◆ **HOW TO COMPLETE THIS TASK**
Pull out each line of the records holding the string "JSON".

◆ **DATASET**

*** Block opens ***

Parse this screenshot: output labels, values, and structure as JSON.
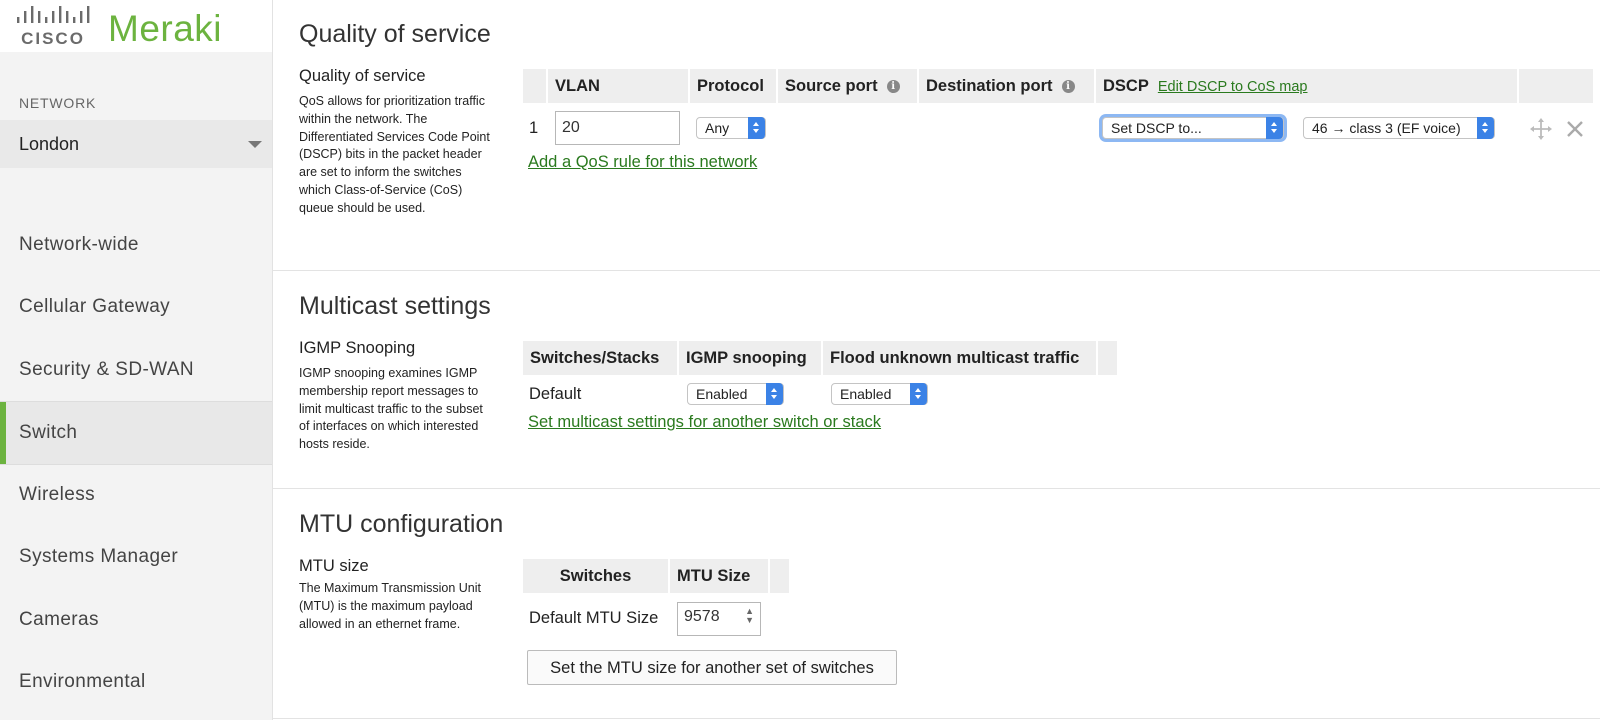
{
  "brand": {
    "cisco": "CISCO",
    "meraki": "Meraki",
    "accent_color": "#6cb33f"
  },
  "sidebar": {
    "network_label": "NETWORK",
    "network_name": "London",
    "items": [
      {
        "label": "Network-wide",
        "active": false
      },
      {
        "label": "Cellular Gateway",
        "active": false
      },
      {
        "label": "Security & SD-WAN",
        "active": false
      },
      {
        "label": "Switch",
        "active": true
      },
      {
        "label": "Wireless",
        "active": false
      },
      {
        "label": "Systems Manager",
        "active": false
      },
      {
        "label": "Cameras",
        "active": false
      },
      {
        "label": "Environmental",
        "active": false
      }
    ]
  },
  "qos": {
    "section_title": "Quality of service",
    "subtitle": "Quality of service",
    "description": "QoS allows for prioritization traffic within the network. The Differentiated Services Code Point (DSCP) bits in the packet header are set to inform the switches which Class-of-Service (CoS) queue should be used.",
    "columns": {
      "vlan": "VLAN",
      "protocol": "Protocol",
      "source_port": "Source port",
      "destination_port": "Destination port",
      "dscp": "DSCP"
    },
    "edit_map_link": "Edit DSCP to CoS map",
    "rows": [
      {
        "index": "1",
        "vlan": "20",
        "protocol": "Any",
        "dscp_action": "Set DSCP to...",
        "dscp_value": "46 → class 3 (EF voice)"
      }
    ],
    "add_rule_link": "Add a QoS rule for this network"
  },
  "multicast": {
    "section_title": "Multicast settings",
    "subtitle": "IGMP Snooping",
    "description": "IGMP snooping examines IGMP membership report messages to limit multicast traffic to the subset of interfaces on which interested hosts reside.",
    "columns": {
      "switches": "Switches/Stacks",
      "igmp": "IGMP snooping",
      "flood": "Flood unknown multicast traffic"
    },
    "rows": [
      {
        "name": "Default",
        "igmp": "Enabled",
        "flood": "Enabled"
      }
    ],
    "add_link": "Set multicast settings for another switch or stack"
  },
  "mtu": {
    "section_title": "MTU configuration",
    "subtitle": "MTU size",
    "description": "The Maximum Transmission Unit (MTU) is the maximum payload allowed in an ethernet frame.",
    "columns": {
      "switches": "Switches",
      "size": "MTU Size"
    },
    "rows": [
      {
        "name": "Default MTU Size",
        "value": "9578"
      }
    ],
    "button_label": "Set the MTU size for another set of switches"
  }
}
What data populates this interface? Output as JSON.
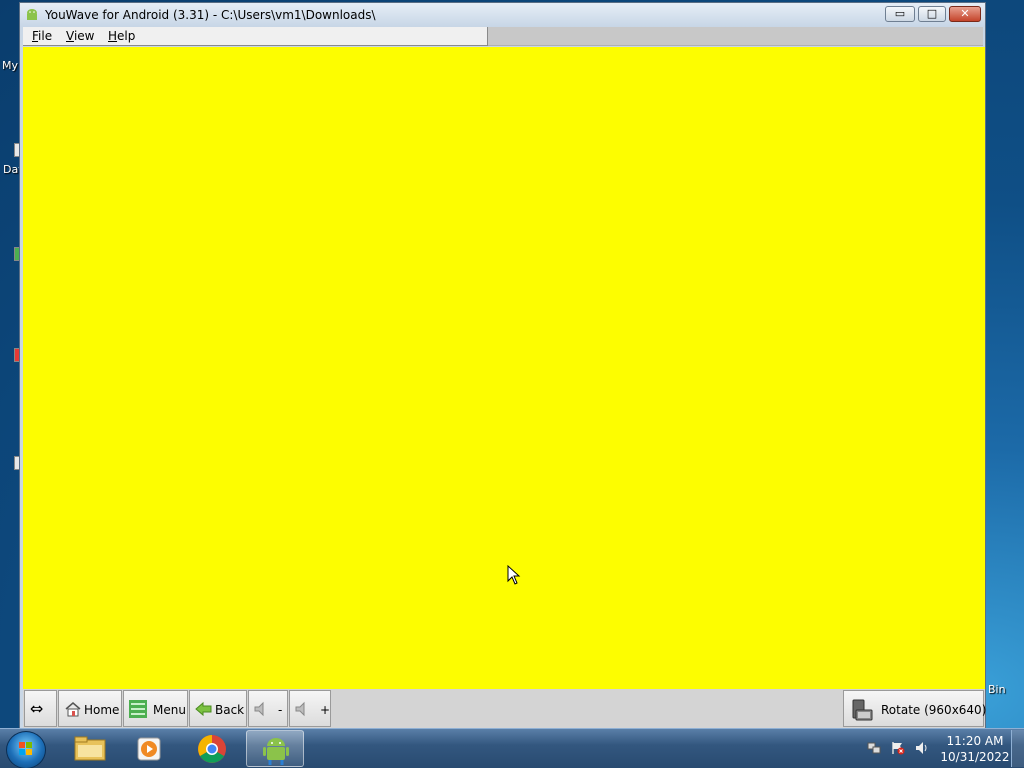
{
  "window": {
    "title": "YouWave for Android (3.31) - C:\\Users\\vm1\\Downloads\\",
    "minimize_glyph": "▭",
    "maximize_glyph": "□",
    "close_glyph": "✕"
  },
  "menu": {
    "file": {
      "underline": "F",
      "rest": "ile"
    },
    "view": {
      "underline": "V",
      "rest": "iew"
    },
    "help": {
      "underline": "H",
      "rest": "elp"
    }
  },
  "screen": {
    "color": "#fdfd00"
  },
  "toolbar": {
    "resize_glyph": "⇔",
    "home_label": "Home",
    "menu_label": "Menu",
    "back_label": "Back",
    "volume_down_label": "-",
    "volume_up_label": "+",
    "rotate_label": "Rotate (960x640)"
  },
  "desktop": {
    "labels": [
      "My",
      "Dat",
      "Bin"
    ]
  },
  "taskbar": {
    "time": "11:20 AM",
    "date": "10/31/2022"
  }
}
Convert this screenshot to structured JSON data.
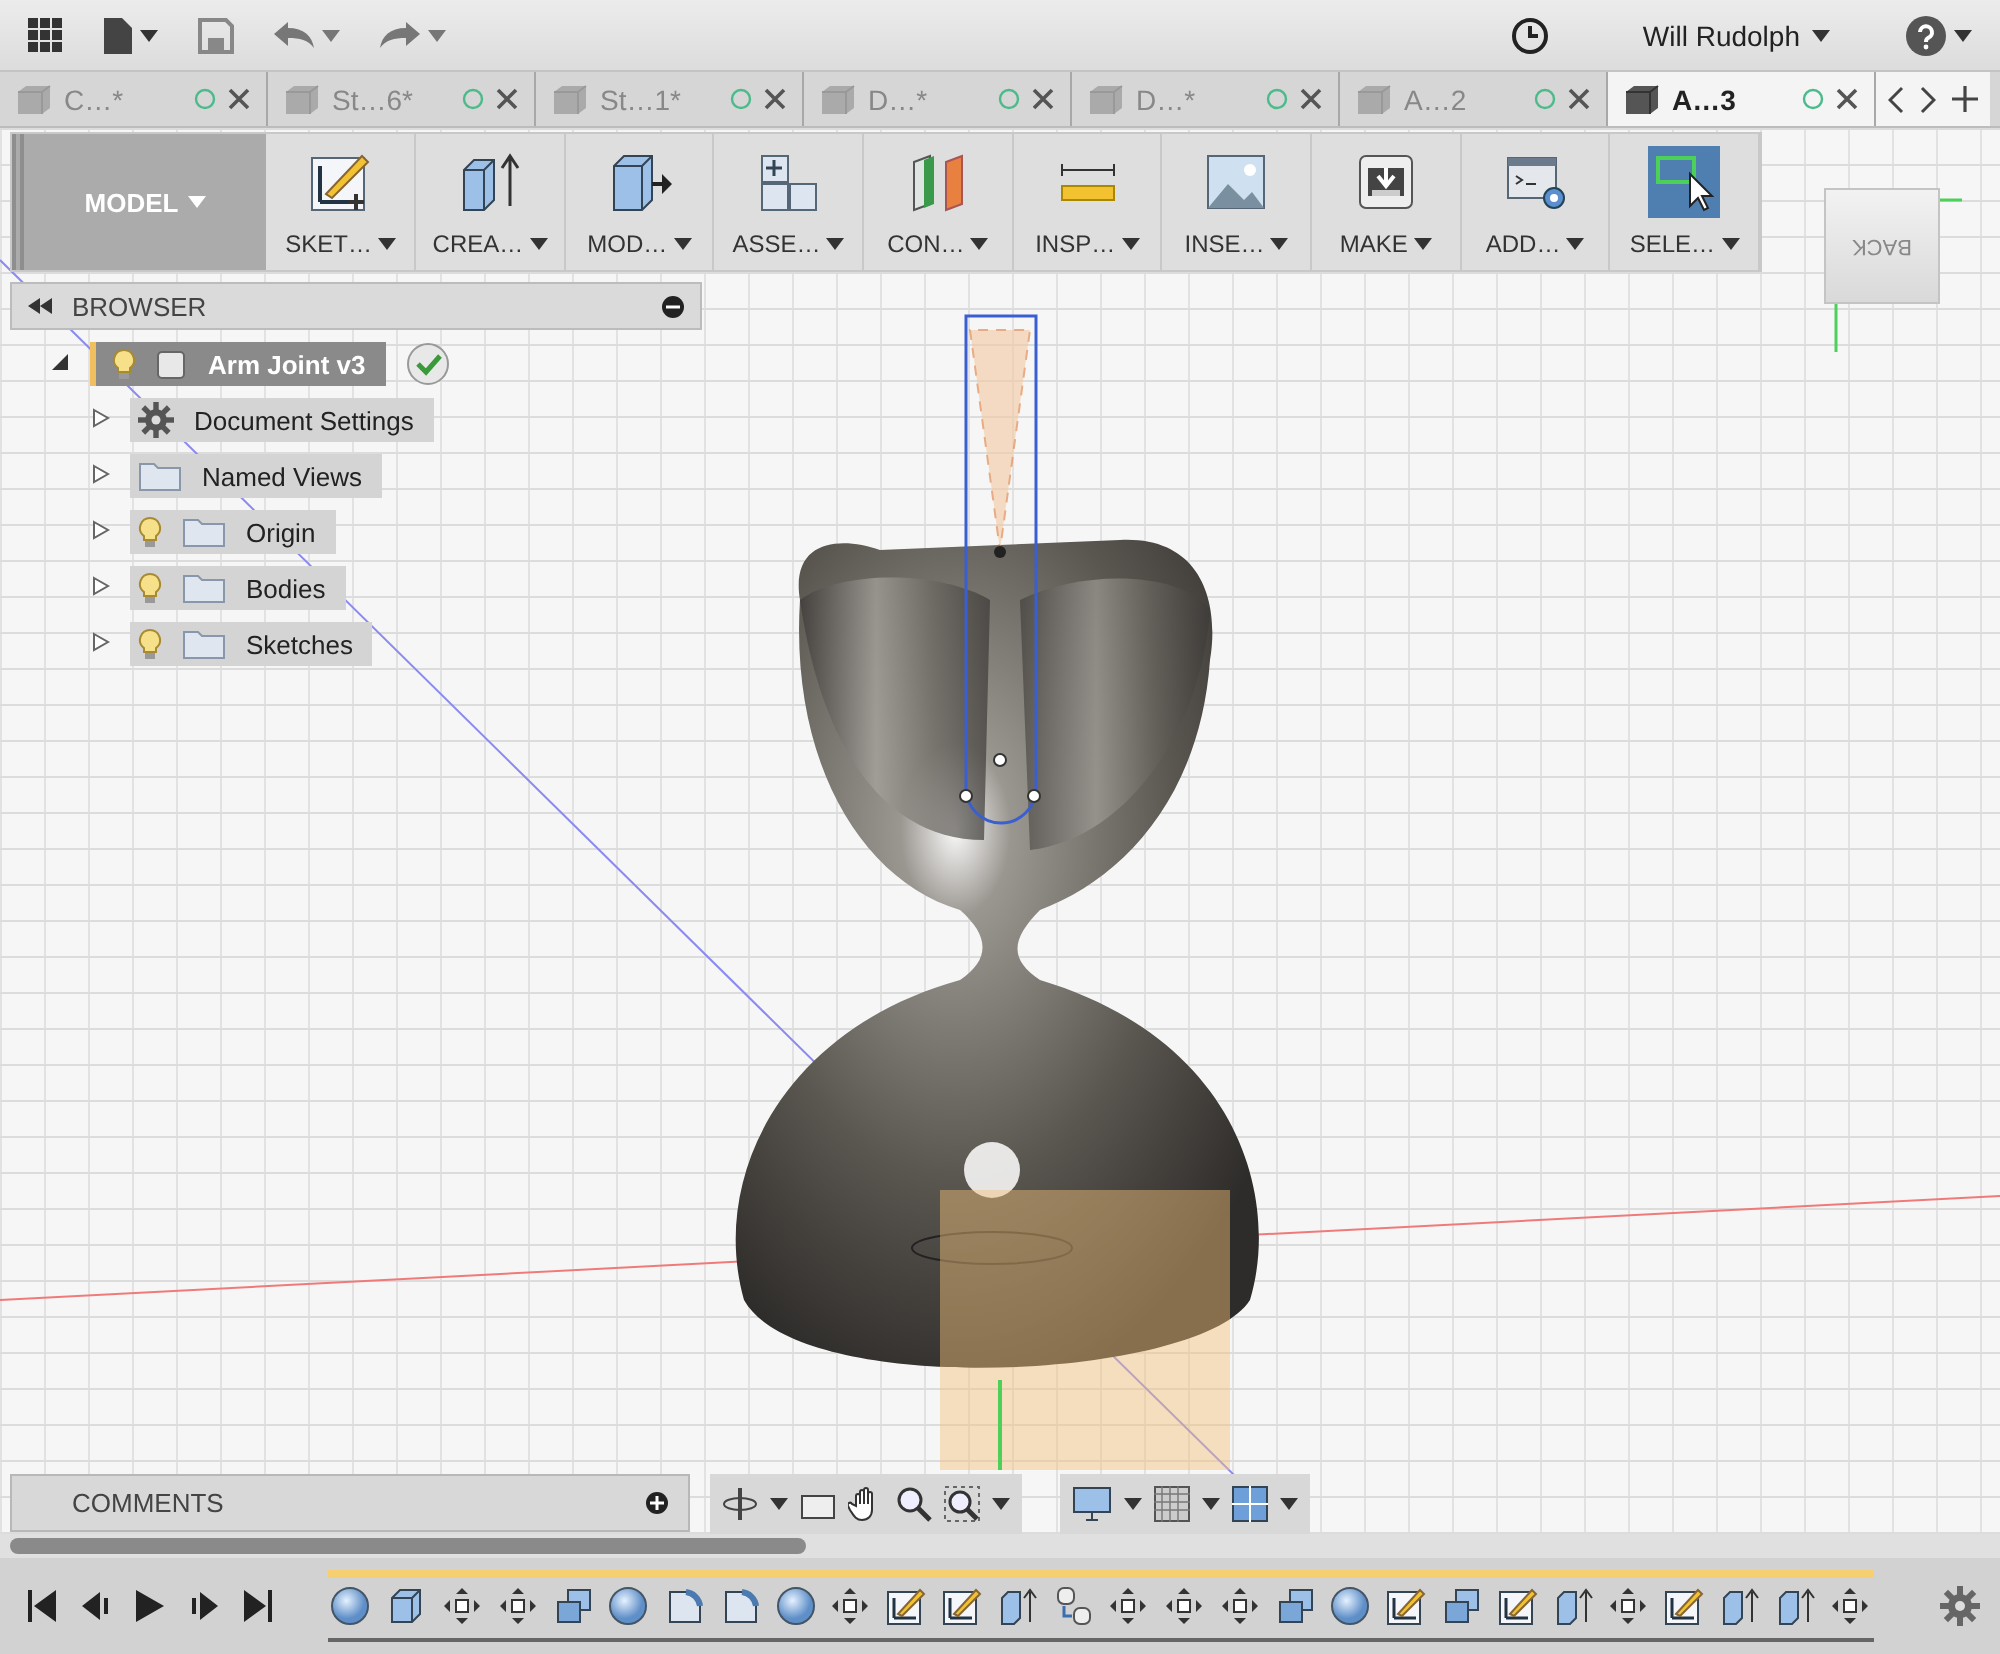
{
  "top_bar": {
    "user": "Will Rudolph"
  },
  "tabs": [
    {
      "label": "C…*",
      "selected": false
    },
    {
      "label": "St…6*",
      "selected": false
    },
    {
      "label": "St…1*",
      "selected": false
    },
    {
      "label": "D…*",
      "selected": false
    },
    {
      "label": "D…*",
      "selected": false
    },
    {
      "label": "A…2",
      "selected": false
    },
    {
      "label": "A…3",
      "selected": true
    }
  ],
  "ribbon": {
    "workspace": "MODEL",
    "tools": [
      {
        "kind": "sketch",
        "label": "SKET…",
        "selected": false
      },
      {
        "kind": "create",
        "label": "CREA…",
        "selected": false
      },
      {
        "kind": "modify",
        "label": "MOD…",
        "selected": false
      },
      {
        "kind": "assemble",
        "label": "ASSE…",
        "selected": false
      },
      {
        "kind": "construct",
        "label": "CON…",
        "selected": false
      },
      {
        "kind": "inspect",
        "label": "INSP…",
        "selected": false
      },
      {
        "kind": "insert",
        "label": "INSE…",
        "selected": false
      },
      {
        "kind": "make",
        "label": "MAKE",
        "selected": false
      },
      {
        "kind": "addins",
        "label": "ADD…",
        "selected": false
      },
      {
        "kind": "select",
        "label": "SELE…",
        "selected": true
      }
    ]
  },
  "view_cube": {
    "face": "BACK"
  },
  "browser": {
    "title": "BROWSER",
    "root": {
      "label": "Arm Joint v3",
      "expanded": true,
      "children": [
        {
          "label": "Document Settings",
          "kind": "settings",
          "expanded": false
        },
        {
          "label": "Named Views",
          "kind": "folder",
          "expanded": false
        },
        {
          "label": "Origin",
          "kind": "light-folder",
          "expanded": false
        },
        {
          "label": "Bodies",
          "kind": "light-folder",
          "expanded": false
        },
        {
          "label": "Sketches",
          "kind": "light-folder",
          "expanded": false
        }
      ]
    }
  },
  "comments": {
    "title": "COMMENTS"
  },
  "timeline": {
    "features": [
      {
        "kind": "sphere"
      },
      {
        "kind": "box"
      },
      {
        "kind": "move"
      },
      {
        "kind": "move"
      },
      {
        "kind": "combine"
      },
      {
        "kind": "sphere"
      },
      {
        "kind": "fillet"
      },
      {
        "kind": "fillet"
      },
      {
        "kind": "sphere"
      },
      {
        "kind": "move"
      },
      {
        "kind": "sketch"
      },
      {
        "kind": "sketch"
      },
      {
        "kind": "extrude"
      },
      {
        "kind": "joint"
      },
      {
        "kind": "move"
      },
      {
        "kind": "move"
      },
      {
        "kind": "move"
      },
      {
        "kind": "combine"
      },
      {
        "kind": "sphere"
      },
      {
        "kind": "sketch"
      },
      {
        "kind": "combine"
      },
      {
        "kind": "sketch"
      },
      {
        "kind": "extrude"
      },
      {
        "kind": "move"
      },
      {
        "kind": "sketch"
      },
      {
        "kind": "extrude"
      },
      {
        "kind": "extrude"
      },
      {
        "kind": "move"
      }
    ]
  }
}
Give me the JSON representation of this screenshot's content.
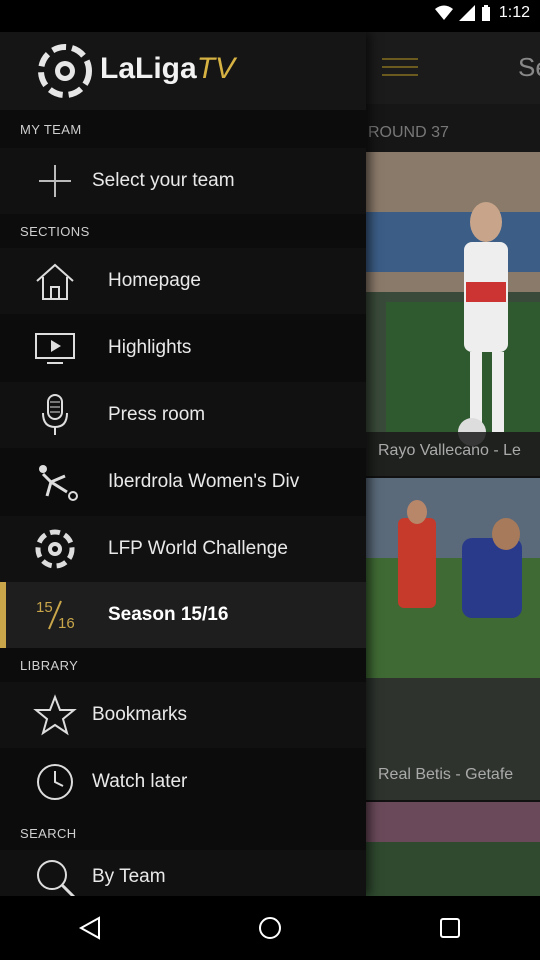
{
  "status": {
    "time": "1:12"
  },
  "brand": {
    "name": "LaLiga",
    "suffix": "TV"
  },
  "background": {
    "title_partial": "Se",
    "round_label": "ROUND 37",
    "cards": [
      {
        "label": "Rayo Vallecano - Le"
      },
      {
        "label": "Real Betis - Getafe"
      }
    ]
  },
  "drawer": {
    "my_team": {
      "title": "MY TEAM",
      "select_label": "Select your team"
    },
    "sections": {
      "title": "SECTIONS",
      "items": [
        {
          "label": "Homepage",
          "icon": "home-icon"
        },
        {
          "label": "Highlights",
          "icon": "tv-play-icon"
        },
        {
          "label": "Press room",
          "icon": "microphone-icon"
        },
        {
          "label": "Iberdrola Women's Div",
          "icon": "player-kick-icon"
        },
        {
          "label": "LFP World Challenge",
          "icon": "laliga-logo-icon"
        },
        {
          "label": "Season 15/16",
          "icon": "season-icon",
          "selected": true,
          "icon_text_top": "15",
          "icon_text_bottom": "16"
        }
      ]
    },
    "library": {
      "title": "LIBRARY",
      "items": [
        {
          "label": "Bookmarks",
          "icon": "star-icon"
        },
        {
          "label": "Watch later",
          "icon": "clock-icon"
        }
      ]
    },
    "search": {
      "title": "SEARCH",
      "items": [
        {
          "label": "By Team",
          "icon": "search-icon"
        }
      ]
    }
  },
  "colors": {
    "accent": "#c9a64a",
    "drawer_bg": "#0c0c0c"
  }
}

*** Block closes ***

◆ **SOLUTION TO THE PROBLEM**
Parse this screenshot: output labels, values, and structure as JSON.
What data populates this interface? Output as JSON.
Convert this screenshot to structured JSON data.
Give me the JSON representation of this screenshot's content.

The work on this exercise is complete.